App and web page records:
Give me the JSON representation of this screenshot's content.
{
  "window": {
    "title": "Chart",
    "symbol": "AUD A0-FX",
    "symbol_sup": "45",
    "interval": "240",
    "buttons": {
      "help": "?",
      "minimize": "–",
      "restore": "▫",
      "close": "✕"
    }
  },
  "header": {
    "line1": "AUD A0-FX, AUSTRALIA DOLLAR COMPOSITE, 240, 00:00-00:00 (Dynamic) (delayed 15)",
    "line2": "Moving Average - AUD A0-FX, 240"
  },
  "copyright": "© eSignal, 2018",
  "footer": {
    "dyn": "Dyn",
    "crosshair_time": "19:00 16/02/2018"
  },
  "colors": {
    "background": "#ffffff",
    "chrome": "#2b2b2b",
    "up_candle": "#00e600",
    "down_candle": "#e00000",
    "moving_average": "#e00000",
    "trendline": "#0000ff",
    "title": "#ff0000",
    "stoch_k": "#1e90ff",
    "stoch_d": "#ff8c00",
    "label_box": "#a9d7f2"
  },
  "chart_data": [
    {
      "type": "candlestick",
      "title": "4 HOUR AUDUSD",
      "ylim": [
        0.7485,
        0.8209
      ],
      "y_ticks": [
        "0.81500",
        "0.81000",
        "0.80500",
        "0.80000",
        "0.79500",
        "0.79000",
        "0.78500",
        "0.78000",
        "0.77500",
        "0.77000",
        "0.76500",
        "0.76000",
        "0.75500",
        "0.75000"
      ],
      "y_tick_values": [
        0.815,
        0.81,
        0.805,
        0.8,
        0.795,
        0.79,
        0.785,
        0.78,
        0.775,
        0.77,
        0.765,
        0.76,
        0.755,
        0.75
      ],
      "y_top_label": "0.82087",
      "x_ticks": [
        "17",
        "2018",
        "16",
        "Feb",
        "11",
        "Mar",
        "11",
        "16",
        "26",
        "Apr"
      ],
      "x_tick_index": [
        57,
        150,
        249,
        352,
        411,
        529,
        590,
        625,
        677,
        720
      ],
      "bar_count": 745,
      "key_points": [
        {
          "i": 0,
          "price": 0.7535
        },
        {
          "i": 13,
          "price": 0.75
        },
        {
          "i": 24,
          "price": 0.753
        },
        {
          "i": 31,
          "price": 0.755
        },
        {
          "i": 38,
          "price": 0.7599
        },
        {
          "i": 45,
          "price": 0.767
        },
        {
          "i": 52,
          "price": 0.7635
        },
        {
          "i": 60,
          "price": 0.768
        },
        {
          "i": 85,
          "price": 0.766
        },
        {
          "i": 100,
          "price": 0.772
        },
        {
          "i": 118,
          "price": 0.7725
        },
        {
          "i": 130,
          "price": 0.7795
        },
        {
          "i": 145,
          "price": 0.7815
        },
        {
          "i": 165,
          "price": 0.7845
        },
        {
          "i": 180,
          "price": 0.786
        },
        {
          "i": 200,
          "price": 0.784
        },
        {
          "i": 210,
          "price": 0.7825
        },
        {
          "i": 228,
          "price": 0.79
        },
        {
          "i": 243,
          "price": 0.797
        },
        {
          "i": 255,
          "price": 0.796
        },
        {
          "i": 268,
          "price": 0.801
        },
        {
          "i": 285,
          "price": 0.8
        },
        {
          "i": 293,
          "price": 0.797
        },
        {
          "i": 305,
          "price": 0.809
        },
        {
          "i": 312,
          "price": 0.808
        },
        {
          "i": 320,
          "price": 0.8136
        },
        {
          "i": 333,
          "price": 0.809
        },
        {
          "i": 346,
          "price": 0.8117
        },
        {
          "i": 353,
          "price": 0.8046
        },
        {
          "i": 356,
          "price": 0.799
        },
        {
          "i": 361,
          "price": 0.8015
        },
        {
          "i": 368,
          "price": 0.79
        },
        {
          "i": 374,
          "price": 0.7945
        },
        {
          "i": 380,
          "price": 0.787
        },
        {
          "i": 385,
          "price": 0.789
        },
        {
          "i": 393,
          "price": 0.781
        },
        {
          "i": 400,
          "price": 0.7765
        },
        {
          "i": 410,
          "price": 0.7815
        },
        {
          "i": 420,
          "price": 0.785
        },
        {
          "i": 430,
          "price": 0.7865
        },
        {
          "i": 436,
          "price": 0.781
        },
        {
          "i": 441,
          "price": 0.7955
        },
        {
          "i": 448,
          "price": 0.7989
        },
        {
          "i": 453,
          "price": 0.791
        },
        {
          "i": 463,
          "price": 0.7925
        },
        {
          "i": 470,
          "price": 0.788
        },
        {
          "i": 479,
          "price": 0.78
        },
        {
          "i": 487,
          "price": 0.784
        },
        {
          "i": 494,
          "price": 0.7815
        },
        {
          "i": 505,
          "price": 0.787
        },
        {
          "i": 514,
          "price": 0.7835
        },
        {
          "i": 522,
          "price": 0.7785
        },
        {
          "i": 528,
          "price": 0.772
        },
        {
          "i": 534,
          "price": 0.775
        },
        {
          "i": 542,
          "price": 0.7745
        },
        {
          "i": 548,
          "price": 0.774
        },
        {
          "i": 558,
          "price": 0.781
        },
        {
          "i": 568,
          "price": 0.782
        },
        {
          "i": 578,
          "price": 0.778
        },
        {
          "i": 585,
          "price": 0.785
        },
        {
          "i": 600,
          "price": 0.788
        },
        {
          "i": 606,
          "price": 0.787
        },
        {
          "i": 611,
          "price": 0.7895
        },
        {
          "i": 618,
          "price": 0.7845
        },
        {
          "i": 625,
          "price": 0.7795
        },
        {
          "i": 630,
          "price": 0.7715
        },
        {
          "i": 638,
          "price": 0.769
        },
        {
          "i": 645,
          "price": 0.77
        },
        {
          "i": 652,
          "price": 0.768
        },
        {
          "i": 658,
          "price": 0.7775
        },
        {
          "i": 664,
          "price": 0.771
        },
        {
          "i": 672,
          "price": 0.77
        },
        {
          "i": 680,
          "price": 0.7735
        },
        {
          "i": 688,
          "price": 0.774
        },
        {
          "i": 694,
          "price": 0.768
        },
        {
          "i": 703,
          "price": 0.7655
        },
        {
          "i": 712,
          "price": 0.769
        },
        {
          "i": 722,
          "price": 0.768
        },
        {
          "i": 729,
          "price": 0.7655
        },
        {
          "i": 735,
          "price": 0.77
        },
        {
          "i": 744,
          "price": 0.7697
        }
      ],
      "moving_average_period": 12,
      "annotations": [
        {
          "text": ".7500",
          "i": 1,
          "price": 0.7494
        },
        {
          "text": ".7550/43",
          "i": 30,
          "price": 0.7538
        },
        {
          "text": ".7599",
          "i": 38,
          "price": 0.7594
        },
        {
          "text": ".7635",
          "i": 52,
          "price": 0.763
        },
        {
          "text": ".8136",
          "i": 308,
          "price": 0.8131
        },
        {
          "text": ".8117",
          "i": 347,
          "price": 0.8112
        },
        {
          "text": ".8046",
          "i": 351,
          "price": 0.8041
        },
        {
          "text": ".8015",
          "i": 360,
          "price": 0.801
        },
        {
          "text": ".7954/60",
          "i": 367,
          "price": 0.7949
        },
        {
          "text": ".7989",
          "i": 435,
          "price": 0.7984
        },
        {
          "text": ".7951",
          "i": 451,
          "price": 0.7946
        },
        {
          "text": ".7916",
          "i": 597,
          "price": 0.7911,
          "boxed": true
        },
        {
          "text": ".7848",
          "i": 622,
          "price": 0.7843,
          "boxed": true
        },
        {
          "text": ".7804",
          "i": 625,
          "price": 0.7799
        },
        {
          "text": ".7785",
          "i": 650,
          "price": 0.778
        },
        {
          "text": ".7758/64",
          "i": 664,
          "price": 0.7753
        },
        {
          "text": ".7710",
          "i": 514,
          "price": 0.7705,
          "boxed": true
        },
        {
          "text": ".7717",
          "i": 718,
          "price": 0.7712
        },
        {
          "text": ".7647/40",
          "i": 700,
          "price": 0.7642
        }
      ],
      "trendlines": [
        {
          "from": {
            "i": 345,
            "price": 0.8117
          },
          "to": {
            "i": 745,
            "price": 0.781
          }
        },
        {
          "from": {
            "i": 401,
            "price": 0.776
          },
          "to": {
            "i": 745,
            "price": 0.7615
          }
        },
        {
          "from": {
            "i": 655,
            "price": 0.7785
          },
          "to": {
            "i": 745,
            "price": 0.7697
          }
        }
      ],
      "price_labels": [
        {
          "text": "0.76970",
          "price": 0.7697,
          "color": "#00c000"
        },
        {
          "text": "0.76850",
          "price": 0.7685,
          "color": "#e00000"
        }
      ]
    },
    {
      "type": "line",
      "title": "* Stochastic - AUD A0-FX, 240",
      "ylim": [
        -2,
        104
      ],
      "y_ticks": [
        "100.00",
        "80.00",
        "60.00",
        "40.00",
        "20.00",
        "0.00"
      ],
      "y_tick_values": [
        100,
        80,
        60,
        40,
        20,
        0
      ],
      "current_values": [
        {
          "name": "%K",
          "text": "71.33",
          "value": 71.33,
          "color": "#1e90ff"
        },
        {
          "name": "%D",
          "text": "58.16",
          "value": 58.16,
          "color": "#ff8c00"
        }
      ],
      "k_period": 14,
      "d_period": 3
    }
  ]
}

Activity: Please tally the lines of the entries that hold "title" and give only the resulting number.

Expected answer: 4